error those portions to which the Parties do not object.
The First Cause of Action Against the County
first alleges violation of his due process rights under the
Fourteenth Amendment arising from his placement in solitary
confinement without notice or opportunity for a
non-adversarial hearing. See SAC ¶¶ 44-51.
The Court previously denied a motion to dismiss this claim.
See ECF No. 73 at 3-5. Nonetheless, the Moving
Defendants again argue that Plaintiff's due process claim
against the County should be dismissed because
“Plaintiff fails to establish the County's
liability under any of the Gilette[ v.
Delmore, 979 F.2d 1342 (9th Cir. 1992)] prong[s].”
Mot. at 6. Magistrate Judge Montenegro again recommends that
the Court deny the Moving Defendants' Motion.
See R&R at 7-11.
Deprivation of Plaintiff's Right to Due
Judge Montenegro concludes that Plaintiff's allegations
that Defendants did not provide Plaintiff with an informal,
nonadversary hearing within a reasonable time after being
placed in Ad-Seg; a written decision describing the reasons
for placing him in Ad-Seg; and an opportunity to present his
view amount to a constitutional violation. See
R&R at 8-9 (citing Toussaint v. McCarthy, 801
F.2d 1080, 1100 (9th Cir. 1986), abrogated in part on
other grounds by Sandin v. Conner, 515 U.S. 472 (1995)).
Neither Party appears to object to this portion of Magistrate
Judge Montenegro's R&R, see generally
Defs.' Obj. at 1-3; Pl.'s Obj. at 2, and the Court
finds no clear error in the recommendation.
Wide-Settled City Policy
Judge Montenegro finds that Plaintiff has sufficiently stated
a claim that Plaintiff's alleged due process violation
was caused by a de facto County policy because
“Plaintiff has alleged a widespread practice that is so
permanent and well settled as to constitute a custom or usage
with the force of law.” R&R at 10. The Moving
Defendants object that “the R&R did not point to
any authority providing a clear standard in alleging a viable
section 1983 claim under the ‘de facto policy'
theory.” Defs.' Obj. at 2. Further,
“Plaintiff did not sufficiently allege a pattern or
custom of the constitutional deprivation.” Id.
short, the Moving Defendants attempt to distinguish
Plaintiff's situation, which involves multiple alleged
due process violations against Plaintiff, from cases in which
multiple plaintiffs alleged separate due process violations.

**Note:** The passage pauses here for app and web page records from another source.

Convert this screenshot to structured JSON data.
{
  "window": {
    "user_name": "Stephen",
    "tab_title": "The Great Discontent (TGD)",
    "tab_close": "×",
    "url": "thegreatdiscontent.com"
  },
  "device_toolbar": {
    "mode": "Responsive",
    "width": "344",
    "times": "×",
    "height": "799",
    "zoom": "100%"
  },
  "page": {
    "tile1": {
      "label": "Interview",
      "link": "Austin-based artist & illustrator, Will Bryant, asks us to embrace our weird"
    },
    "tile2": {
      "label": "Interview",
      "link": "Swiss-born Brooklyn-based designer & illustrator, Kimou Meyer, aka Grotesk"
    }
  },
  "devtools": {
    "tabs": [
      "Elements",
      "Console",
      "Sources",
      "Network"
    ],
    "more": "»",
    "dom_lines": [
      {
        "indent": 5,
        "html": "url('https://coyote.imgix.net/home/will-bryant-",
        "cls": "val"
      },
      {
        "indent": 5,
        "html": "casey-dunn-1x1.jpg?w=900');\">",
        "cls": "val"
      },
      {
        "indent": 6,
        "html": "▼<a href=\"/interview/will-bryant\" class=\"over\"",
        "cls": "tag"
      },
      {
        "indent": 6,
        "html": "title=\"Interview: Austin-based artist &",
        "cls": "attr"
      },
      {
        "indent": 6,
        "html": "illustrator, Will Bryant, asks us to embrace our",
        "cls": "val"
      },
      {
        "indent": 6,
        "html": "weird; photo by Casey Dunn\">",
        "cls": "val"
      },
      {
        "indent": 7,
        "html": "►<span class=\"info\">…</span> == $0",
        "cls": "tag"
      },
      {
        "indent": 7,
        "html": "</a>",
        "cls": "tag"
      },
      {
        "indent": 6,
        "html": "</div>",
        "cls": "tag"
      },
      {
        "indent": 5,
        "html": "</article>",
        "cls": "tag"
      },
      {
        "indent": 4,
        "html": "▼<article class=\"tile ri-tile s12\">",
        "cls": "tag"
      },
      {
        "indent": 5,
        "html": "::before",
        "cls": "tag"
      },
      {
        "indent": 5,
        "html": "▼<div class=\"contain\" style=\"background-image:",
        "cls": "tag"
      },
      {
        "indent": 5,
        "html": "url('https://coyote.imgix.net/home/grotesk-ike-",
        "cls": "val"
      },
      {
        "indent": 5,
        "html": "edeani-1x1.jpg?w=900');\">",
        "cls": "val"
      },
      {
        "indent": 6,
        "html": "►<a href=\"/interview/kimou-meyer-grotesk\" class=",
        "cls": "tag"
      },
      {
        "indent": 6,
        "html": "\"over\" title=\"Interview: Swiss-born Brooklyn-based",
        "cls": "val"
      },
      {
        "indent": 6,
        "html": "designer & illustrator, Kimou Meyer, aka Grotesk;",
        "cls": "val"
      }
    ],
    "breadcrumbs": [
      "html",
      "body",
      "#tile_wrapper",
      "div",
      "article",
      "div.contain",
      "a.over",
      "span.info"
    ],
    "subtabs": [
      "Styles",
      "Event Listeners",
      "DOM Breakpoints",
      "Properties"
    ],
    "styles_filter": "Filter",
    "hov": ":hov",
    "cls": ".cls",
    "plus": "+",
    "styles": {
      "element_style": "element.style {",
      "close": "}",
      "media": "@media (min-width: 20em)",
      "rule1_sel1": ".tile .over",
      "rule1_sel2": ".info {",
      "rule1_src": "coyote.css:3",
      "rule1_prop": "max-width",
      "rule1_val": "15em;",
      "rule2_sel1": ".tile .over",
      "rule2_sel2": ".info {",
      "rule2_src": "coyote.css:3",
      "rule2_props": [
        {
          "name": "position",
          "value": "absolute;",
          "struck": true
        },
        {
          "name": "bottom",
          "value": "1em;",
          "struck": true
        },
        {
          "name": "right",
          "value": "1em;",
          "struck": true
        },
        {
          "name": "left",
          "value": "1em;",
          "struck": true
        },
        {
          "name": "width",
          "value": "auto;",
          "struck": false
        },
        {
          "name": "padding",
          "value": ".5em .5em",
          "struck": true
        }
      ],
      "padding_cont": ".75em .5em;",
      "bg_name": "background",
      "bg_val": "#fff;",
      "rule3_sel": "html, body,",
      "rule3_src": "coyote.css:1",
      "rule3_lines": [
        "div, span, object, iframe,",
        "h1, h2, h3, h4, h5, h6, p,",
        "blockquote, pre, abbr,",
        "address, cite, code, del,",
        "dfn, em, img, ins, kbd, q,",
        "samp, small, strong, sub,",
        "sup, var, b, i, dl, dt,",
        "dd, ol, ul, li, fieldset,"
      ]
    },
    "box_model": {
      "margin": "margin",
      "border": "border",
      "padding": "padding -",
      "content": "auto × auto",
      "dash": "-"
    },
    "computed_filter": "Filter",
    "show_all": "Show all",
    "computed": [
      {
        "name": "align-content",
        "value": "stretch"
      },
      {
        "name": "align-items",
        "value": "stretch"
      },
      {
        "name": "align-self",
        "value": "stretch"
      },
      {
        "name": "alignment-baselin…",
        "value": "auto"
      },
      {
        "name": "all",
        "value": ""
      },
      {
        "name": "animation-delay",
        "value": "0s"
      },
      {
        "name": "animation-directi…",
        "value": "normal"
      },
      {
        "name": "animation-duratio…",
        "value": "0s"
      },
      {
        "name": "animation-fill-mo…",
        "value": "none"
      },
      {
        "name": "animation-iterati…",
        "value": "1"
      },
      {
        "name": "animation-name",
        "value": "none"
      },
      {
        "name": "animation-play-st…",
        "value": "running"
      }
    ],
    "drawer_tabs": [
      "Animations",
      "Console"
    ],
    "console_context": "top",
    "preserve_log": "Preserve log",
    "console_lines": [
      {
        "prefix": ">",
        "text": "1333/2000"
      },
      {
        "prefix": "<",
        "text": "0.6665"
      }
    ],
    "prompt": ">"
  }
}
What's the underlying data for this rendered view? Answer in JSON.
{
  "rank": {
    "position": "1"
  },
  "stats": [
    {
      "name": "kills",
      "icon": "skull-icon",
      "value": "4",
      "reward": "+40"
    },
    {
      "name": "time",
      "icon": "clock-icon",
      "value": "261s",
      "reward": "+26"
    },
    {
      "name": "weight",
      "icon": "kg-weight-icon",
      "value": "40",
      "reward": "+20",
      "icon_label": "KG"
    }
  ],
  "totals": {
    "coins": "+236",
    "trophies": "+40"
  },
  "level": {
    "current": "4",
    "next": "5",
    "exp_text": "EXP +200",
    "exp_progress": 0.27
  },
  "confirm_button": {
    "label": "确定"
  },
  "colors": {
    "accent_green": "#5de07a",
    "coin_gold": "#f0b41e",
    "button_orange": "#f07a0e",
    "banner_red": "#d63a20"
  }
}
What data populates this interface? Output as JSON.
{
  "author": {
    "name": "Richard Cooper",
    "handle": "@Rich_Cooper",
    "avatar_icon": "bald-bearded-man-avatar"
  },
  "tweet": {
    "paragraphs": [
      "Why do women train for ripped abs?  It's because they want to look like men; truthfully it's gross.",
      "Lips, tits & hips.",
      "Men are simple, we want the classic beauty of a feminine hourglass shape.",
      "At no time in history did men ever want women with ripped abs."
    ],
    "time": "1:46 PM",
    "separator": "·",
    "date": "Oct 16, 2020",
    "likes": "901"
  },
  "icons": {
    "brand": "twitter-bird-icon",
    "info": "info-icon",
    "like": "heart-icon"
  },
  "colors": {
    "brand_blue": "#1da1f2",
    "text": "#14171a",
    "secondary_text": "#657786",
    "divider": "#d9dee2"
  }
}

The Moving Defendants, however, cite no authority that would
require the Court to conclude that Plaintiff's
allegations are insufficient to establish a pattern or custom
as necessary to state a claim against the County. To the
contrary, it would appear that other district courts have
found such allegations sufficient to state a claim. See,
e.g., Kirk v. Foster, No. 3:13-CV-00296-RCJ,
2014 WL 6792028, at *15 (D. Nev. Dec. 1, 2014)
(“Plaintiff avers Plaintiff that he was written up more
than fifty times for more than 100 alleged rule violations,
which resulted in the loss of liberties, including four
months in punitive segregation, for which he was seldom
afforded due process. He has sufficiently alleged a claim for
denial of his procedural due process rights under the
Fourteenth Amendment against [the defendant] County . . .
.”). On de novo review, the Court therefore
OVERRULES the Moving Defendants'
objection and ADOPTS Magistrate Judge
Montenegro's recommendation that Plaintiff sufficiently
alleges that the County maintains a policy resulting in the
deprivation of Plaintiff's due process rights in
violation of the Fourteenth Amendment.
Magistrate Judge Montenegro concludes that
“Plaintiff's allegations of repeated failures to
respond to his grievances and the lack of process afforded
him are sufficient to allege that th[e County's] de facto
policy was widely adhered to with deliberate indifference to
Plaintiff's Fourteenth Amendment rights.” R&R
at 10-11. Neither Party appears to object to this portion of
Magistrate Judge Montenegro's R&R, see
generally Defs.' Obj. at 1-3; Pl.'s Obj. at 2,
and the Court finds no clear error in the recommendation. The
Court therefore ADOPTS Magistrate Judge
Montenegro's R&R and DENIES the
Moving Defendants' Motion as to Plaintiff's first
cause of action.
The Second Cause of ...